First, the Daily Mail publishes vastly more stories about trans people than any other newspaper. Twice as many as the Guardian. For a paper which claims merely to be reporting the news, that's a suggestive statistic. Newspapers usually converge in what they consider newsworthy: when they don't it's usually because the paper has a particular axe they want to grind. Could the Daily Mail, which claims only its critics 'have agendas to pursue', be pursuing an agenda of its own with regard to trans people?

Second, here's a picture of the way that the Metro (a free tabloid paper usually read by commuters, published by the same stable that produces the Mail) reported Lucy's death. Notice anything?

Yep. The death of a woman is relegated to a side column. The main story on that page is sensationalist nonsense about a 'girl posing as a boy' to get sex - a story which fits in with the pernicious narrative that trans people are 'deceptive'. For good measure, we also have a story near the bottom of the page which downplays the fact that a boy whose genitals were set on fire was gay, making his killing a homophobic attack. The two stories with LGBT people as victims are made much smaller, much less prominent, than the story which allows the paper to present LGBT people as dangerous predators.
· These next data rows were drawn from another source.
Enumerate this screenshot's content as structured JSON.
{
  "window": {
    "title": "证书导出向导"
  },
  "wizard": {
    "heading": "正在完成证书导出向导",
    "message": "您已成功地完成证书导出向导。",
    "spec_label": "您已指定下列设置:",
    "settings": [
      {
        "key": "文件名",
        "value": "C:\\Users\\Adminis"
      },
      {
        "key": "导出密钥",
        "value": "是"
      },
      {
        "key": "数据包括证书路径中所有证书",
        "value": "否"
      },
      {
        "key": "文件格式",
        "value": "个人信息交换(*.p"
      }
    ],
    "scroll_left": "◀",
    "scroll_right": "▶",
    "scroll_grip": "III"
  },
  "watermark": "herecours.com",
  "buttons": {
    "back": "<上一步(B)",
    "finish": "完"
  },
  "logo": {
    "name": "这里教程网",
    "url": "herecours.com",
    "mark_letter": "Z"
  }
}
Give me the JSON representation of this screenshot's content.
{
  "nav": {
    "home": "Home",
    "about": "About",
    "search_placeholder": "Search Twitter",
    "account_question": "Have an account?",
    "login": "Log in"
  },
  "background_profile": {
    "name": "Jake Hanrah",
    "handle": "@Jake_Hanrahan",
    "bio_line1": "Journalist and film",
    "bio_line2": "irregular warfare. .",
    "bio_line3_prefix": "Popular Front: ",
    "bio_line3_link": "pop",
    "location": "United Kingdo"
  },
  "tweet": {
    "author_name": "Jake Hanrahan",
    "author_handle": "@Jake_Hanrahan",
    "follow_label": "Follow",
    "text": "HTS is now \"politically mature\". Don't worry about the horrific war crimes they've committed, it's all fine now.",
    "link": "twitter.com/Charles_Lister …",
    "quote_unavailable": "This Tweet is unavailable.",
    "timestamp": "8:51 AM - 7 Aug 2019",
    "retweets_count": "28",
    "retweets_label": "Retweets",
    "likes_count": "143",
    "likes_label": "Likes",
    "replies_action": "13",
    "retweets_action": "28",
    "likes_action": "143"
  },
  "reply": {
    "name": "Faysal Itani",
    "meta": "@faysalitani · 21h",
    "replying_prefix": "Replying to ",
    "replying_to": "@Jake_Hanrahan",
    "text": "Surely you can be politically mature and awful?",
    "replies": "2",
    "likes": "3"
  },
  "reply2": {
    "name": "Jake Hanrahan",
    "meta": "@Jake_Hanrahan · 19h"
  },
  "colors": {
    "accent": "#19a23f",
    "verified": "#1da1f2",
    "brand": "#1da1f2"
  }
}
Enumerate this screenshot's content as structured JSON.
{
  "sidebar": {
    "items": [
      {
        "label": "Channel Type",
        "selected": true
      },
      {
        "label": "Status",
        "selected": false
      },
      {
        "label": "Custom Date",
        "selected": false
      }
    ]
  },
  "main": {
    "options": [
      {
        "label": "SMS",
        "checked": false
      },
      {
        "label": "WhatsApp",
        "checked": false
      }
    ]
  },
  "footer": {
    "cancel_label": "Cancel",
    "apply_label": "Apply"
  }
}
One might, perhaps, see in this signs of something resembling a...what's the word? Ah, yes. An agenda. 

But then, you don't have to take my word for it. You can take the word of Paul Dacre, the current editor of the Daily Mail. Here's a telling detail from the transcript of Dacre's being questioned at the Leveson Inquiry. The questions, (Q) are being put by Robert Jay, Q.C. The answer (A) comes from Dacre himself. It's one word. It's not the word of which Dacre is so fond that Private Eye magazine gleefully note his employers refer to his speeches as 'the vagina monologues', but it's a telling word nevertheless.

Q. Some would say that the Daily Mail's world view, or at least part of it, propounds the virtues of family life, of traditional matrimony and traditional values.  (a) Is that fair, and (b), if it is, if someone's morality doesn't fit into that pattern, is it something which youwould feel free to comment on and, if necessary,criticise?

A.  Yes.

And there you have it. The editor of the Daily Mail admitting, under oath, that it is his paper - and not his critics - that has an agenda. An agenda to defend 'traditional matrimony and traditional values'. An agenda that led to the monstering of Lucy Meadows, that led to her vilification in the press and which, this week, at the very least contributed to her final days being miserable in ways that the pampered Messrs Dacre and Littlejohn can barely imagine, and, at worst, was a contributing factor in her death. 

There is a discussion to be had about the role of the media in Lucy Meadows' demise. There is a debate to be had about the treatment of trans people by the media. It would be nice if Mr Dacre were to join that debate. But so far he, and his acolytes, refuse to do so. Instead, they prefer to bleat that their critics 'have an agenda'. Don't be so coy, Mr Dacre.

This one of your critics, at least, has no agenda. I'm just trying to survive.

The only agenda in play here, Mr Dacre, is your own.